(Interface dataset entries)
Start of Block

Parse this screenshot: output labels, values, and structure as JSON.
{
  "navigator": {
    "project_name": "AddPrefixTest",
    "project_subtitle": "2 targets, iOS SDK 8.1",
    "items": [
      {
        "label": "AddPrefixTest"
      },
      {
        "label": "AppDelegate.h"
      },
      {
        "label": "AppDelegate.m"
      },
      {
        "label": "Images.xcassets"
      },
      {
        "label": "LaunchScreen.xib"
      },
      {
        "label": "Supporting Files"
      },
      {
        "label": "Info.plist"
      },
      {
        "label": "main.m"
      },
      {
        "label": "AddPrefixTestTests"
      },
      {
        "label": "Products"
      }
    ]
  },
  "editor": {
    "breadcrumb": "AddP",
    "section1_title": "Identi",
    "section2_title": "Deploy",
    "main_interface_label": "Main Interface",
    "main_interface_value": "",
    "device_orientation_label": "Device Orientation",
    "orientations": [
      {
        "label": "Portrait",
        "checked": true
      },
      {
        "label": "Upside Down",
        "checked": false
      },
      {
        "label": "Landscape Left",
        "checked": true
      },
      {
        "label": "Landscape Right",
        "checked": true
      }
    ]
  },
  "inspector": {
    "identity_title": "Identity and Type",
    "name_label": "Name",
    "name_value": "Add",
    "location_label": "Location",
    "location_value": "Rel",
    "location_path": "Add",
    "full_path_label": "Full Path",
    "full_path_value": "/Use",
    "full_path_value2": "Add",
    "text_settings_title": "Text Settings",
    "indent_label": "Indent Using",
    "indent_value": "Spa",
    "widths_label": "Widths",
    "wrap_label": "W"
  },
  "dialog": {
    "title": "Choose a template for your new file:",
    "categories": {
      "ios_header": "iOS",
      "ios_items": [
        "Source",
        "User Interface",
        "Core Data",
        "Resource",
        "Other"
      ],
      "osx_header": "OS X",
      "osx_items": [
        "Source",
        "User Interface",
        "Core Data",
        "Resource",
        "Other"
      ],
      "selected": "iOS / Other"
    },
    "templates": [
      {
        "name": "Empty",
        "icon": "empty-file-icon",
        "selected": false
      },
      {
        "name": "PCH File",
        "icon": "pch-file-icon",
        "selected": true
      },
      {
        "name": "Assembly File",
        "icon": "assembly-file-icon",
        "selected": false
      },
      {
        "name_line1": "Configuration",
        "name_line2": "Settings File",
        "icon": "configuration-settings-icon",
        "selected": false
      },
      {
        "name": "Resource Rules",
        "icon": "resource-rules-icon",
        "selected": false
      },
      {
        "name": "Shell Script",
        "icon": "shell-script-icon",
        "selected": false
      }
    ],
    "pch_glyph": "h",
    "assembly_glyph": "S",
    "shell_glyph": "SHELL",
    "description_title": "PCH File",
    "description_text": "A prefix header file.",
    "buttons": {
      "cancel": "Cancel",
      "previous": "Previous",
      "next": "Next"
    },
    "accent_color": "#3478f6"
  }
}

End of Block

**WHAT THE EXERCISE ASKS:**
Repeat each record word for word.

**EXERCISE RESPONSE:**
Parse this screenshot: output labels, values, and structure as JSON.
{
  "navigator": {
    "project_name": "AddPrefixTest",
    "project_subtitle": "2 targets, iOS SDK 8.1",
    "items": [
      {
        "label": "AddPrefixTest"
      },
      {
        "label": "AppDelegate.h"
      },
      {
        "label": "AppDelegate.m"
      },
      {
        "label": "Images.xcassets"
      },
      {
        "label": "LaunchScreen.xib"
      },
      {
        "label": "Supporting Files"
      },
      {
        "label": "Info.plist"
      },
      {
        "label": "main.m"
      },
      {
        "label": "AddPrefixTestTests"
      },
      {
        "label": "Products"
      }
    ]
  },
  "editor": {
    "breadcrumb": "AddP",
    "section1_title": "Identi",
    "section2_title": "Deploy",
    "main_interface_label": "Main Interface",
    "main_interface_value": "",
    "device_orientation_label": "Device Orientation",
    "orientations": [
      {
        "label": "Portrait",
        "checked": true
      },
      {
        "label": "Upside Down",
        "checked": false
      },
      {
        "label": "Landscape Left",
        "checked": true
      },
      {
        "label": "Landscape Right",
        "checked": true
      }
    ]
  },
  "inspector": {
    "identity_title": "Identity and Type",
    "name_label": "Name",
    "name_value": "Add",
    "location_label": "Location",
    "location_value": "Rel",
    "location_path": "Add",
    "full_path_label": "Full Path",
    "full_path_value": "/Use",
    "full_path_value2": "Add",
    "text_settings_title": "Text Settings",
    "indent_label": "Indent Using",
    "indent_value": "Spa",
    "widths_label": "Widths",
    "wrap_label": "W"
  },
  "dialog": {
    "title": "Choose a template for your new file:",
    "categories": {
      "ios_header": "iOS",
      "ios_items": [
        "Source",
        "User Interface",
        "Core Data",
        "Resource",
        "Other"
      ],
      "osx_header": "OS X",
      "osx_items": [
        "Source",
        "User Interface",
        "Core Data",
        "Resource",
        "Other"
      ],
      "selected": "iOS / Other"
    },
    "templates": [
      {
        "name": "Empty",
        "icon": "empty-file-icon",
        "selected": false
      },
      {
        "name": "PCH File",
        "icon": "pch-file-icon",
        "selected": true
      },
      {
        "name": "Assembly File",
        "icon": "assembly-file-icon",
        "selected": false
      },
      {
        "name_line1": "Configuration",
        "name_line2": "Settings File",
        "icon": "configuration-settings-icon",
        "selected": false
      },
      {
        "name": "Resource Rules",
        "icon": "resource-rules-icon",
        "selected": false
      },
      {
        "name": "Shell Script",
        "icon": "shell-script-icon",
        "selected": false
      }
    ],
    "pch_glyph": "h",
    "assembly_glyph": "S",
    "shell_glyph": "SHELL",
    "description_title": "PCH File",
    "description_text": "A prefix header file.",
    "buttons": {
      "cancel": "Cancel",
      "previous": "Previous",
      "next": "Next"
    },
    "accent_color": "#3478f6"
  }
}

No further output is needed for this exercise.